= THE PROBLEM =
Below are records to repeat exactly. Omit the pictures from the copy.
[[ TASK INPUT, beginning ]]
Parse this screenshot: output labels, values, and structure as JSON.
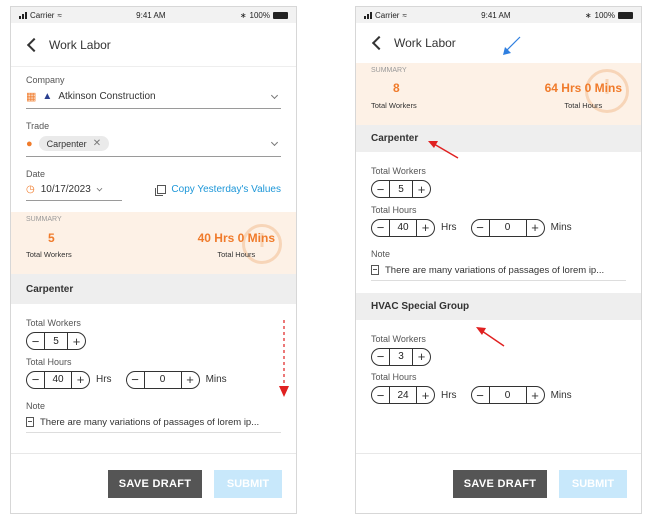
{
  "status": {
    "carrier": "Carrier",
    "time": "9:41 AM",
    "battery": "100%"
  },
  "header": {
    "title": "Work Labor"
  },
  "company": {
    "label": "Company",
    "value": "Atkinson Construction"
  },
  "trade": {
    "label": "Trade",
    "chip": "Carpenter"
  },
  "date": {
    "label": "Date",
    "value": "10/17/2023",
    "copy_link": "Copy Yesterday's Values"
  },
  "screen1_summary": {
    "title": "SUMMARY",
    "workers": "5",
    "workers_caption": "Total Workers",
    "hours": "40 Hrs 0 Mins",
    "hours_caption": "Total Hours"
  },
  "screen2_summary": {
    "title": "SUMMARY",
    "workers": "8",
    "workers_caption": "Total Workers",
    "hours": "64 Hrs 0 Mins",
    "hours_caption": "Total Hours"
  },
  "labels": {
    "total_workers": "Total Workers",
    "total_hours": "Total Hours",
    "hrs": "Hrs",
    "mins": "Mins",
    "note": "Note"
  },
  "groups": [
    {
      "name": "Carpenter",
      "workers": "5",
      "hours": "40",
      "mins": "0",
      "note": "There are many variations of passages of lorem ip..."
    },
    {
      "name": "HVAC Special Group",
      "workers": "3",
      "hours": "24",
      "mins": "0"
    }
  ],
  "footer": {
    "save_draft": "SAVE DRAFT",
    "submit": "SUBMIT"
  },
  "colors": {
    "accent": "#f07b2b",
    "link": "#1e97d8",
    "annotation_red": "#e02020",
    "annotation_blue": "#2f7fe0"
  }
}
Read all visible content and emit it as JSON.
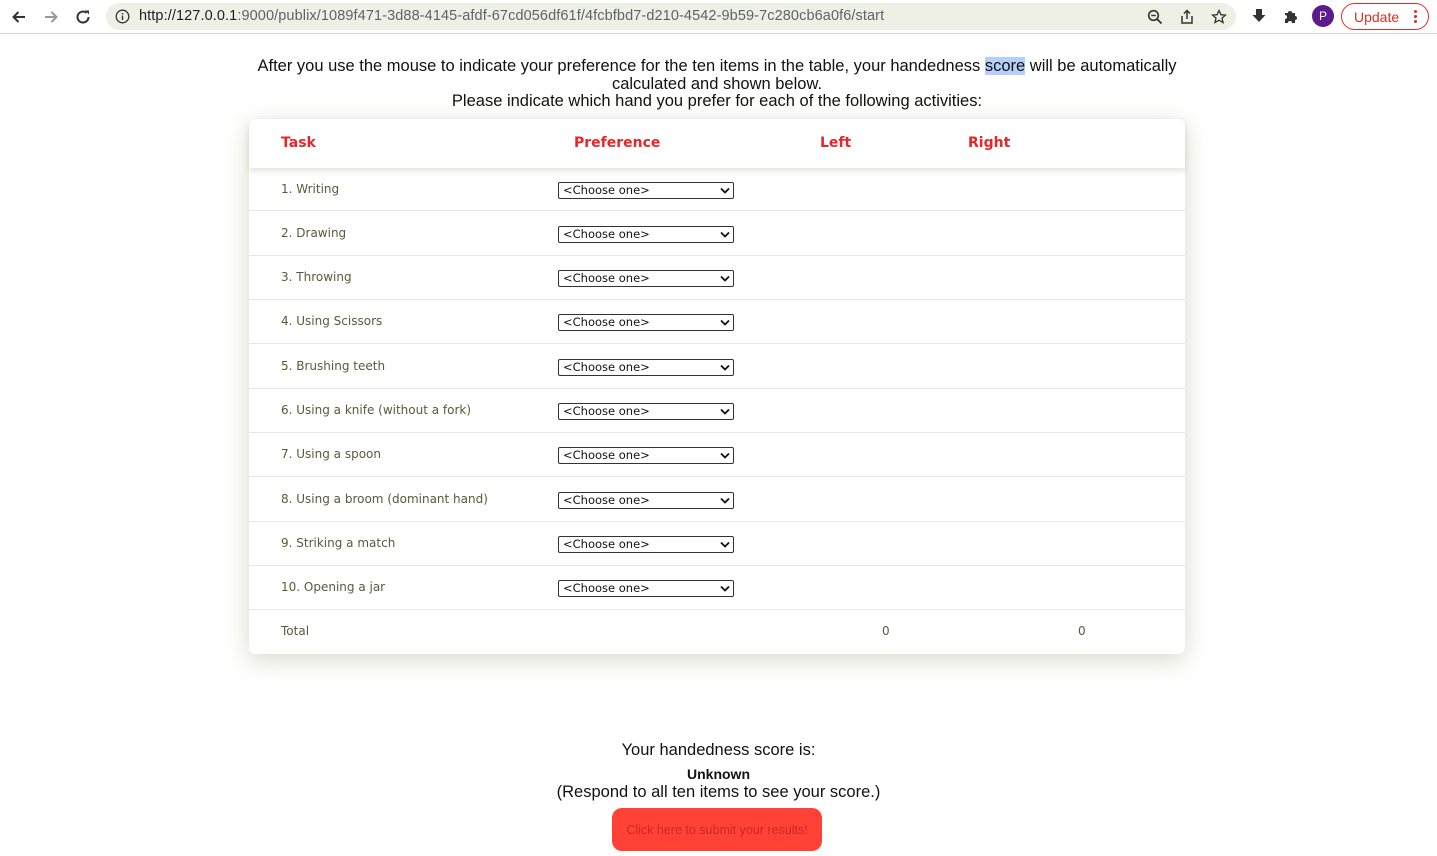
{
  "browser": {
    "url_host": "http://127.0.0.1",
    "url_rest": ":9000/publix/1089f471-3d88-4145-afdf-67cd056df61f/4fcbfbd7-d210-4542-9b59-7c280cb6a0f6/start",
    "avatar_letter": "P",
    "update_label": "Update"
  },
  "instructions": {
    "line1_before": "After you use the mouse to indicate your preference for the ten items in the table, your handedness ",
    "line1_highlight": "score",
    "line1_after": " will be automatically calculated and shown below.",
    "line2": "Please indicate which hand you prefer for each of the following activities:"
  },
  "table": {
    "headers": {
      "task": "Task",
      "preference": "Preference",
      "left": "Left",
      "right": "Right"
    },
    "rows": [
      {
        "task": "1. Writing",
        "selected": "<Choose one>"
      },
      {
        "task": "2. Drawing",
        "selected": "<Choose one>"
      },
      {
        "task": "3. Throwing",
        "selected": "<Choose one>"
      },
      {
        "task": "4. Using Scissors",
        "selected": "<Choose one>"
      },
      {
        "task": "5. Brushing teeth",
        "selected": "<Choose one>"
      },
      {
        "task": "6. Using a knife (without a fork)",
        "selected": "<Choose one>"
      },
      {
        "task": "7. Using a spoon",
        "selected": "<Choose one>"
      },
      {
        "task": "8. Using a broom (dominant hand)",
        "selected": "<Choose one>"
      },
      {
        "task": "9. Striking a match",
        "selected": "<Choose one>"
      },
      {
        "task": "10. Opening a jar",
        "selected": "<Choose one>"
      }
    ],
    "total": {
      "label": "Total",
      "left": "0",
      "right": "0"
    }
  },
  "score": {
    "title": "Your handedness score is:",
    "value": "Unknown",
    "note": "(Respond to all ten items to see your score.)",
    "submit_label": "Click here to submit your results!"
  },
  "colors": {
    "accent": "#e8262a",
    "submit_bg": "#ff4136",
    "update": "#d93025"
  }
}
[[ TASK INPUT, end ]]
= SOLUTION TO THE PROBLEM =
Parse this screenshot: output labels, values, and structure as JSON.
{
  "status": {
    "carrier": "Carrier",
    "time": "9:41 AM",
    "battery": "100%"
  },
  "header": {
    "title": "Work Labor"
  },
  "company": {
    "label": "Company",
    "value": "Atkinson Construction"
  },
  "trade": {
    "label": "Trade",
    "chip": "Carpenter"
  },
  "date": {
    "label": "Date",
    "value": "10/17/2023",
    "copy_link": "Copy Yesterday's Values"
  },
  "screen1_summary": {
    "title": "SUMMARY",
    "workers": "5",
    "workers_caption": "Total Workers",
    "hours": "40 Hrs 0 Mins",
    "hours_caption": "Total Hours"
  },
  "screen2_summary": {
    "title": "SUMMARY",
    "workers": "8",
    "workers_caption": "Total Workers",
    "hours": "64 Hrs 0 Mins",
    "hours_caption": "Total Hours"
  },
  "labels": {
    "total_workers": "Total Workers",
    "total_hours": "Total Hours",
    "hrs": "Hrs",
    "mins": "Mins",
    "note": "Note"
  },
  "groups": [
    {
      "name": "Carpenter",
      "workers": "5",
      "hours": "40",
      "mins": "0",
      "note": "There are many variations of passages of lorem ip..."
    },
    {
      "name": "HVAC Special Group",
      "workers": "3",
      "hours": "24",
      "mins": "0"
    }
  ],
  "footer": {
    "save_draft": "SAVE DRAFT",
    "submit": "SUBMIT"
  },
  "colors": {
    "accent": "#f07b2b",
    "link": "#1e97d8",
    "annotation_red": "#e02020",
    "annotation_blue": "#2f7fe0"
  }
}
Read all visible content and emit it as JSON.
{
  "browser": {
    "url_host": "http://127.0.0.1",
    "url_rest": ":9000/publix/1089f471-3d88-4145-afdf-67cd056df61f/4fcbfbd7-d210-4542-9b59-7c280cb6a0f6/start",
    "avatar_letter": "P",
    "update_label": "Update"
  },
  "instructions": {
    "line1_before": "After you use the mouse to indicate your preference for the ten items in the table, your handedness ",
    "line1_highlight": "score",
    "line1_after": " will be automatically calculated and shown below.",
    "line2": "Please indicate which hand you prefer for each of the following activities:"
  },
  "table": {
    "headers": {
      "task": "Task",
      "preference": "Preference",
      "left": "Left",
      "right": "Right"
    },
    "rows": [
      {
        "task": "1. Writing",
        "selected": "<Choose one>"
      },
      {
        "task": "2. Drawing",
        "selected": "<Choose one>"
      },
      {
        "task": "3. Throwing",
        "selected": "<Choose one>"
      },
      {
        "task": "4. Using Scissors",
        "selected": "<Choose one>"
      },
      {
        "task": "5. Brushing teeth",
        "selected": "<Choose one>"
      },
      {
        "task": "6. Using a knife (without a fork)",
        "selected": "<Choose one>"
      },
      {
        "task": "7. Using a spoon",
        "selected": "<Choose one>"
      },
      {
        "task": "8. Using a broom (dominant hand)",
        "selected": "<Choose one>"
      },
      {
        "task": "9. Striking a match",
        "selected": "<Choose one>"
      },
      {
        "task": "10. Opening a jar",
        "selected": "<Choose one>"
      }
    ],
    "total": {
      "label": "Total",
      "left": "0",
      "right": "0"
    }
  },
  "score": {
    "title": "Your handedness score is:",
    "value": "Unknown",
    "note": "(Respond to all ten items to see your score.)",
    "submit_label": "Click here to submit your results!"
  },
  "colors": {
    "accent": "#e8262a",
    "submit_bg": "#ff4136",
    "update": "#d93025"
  }
}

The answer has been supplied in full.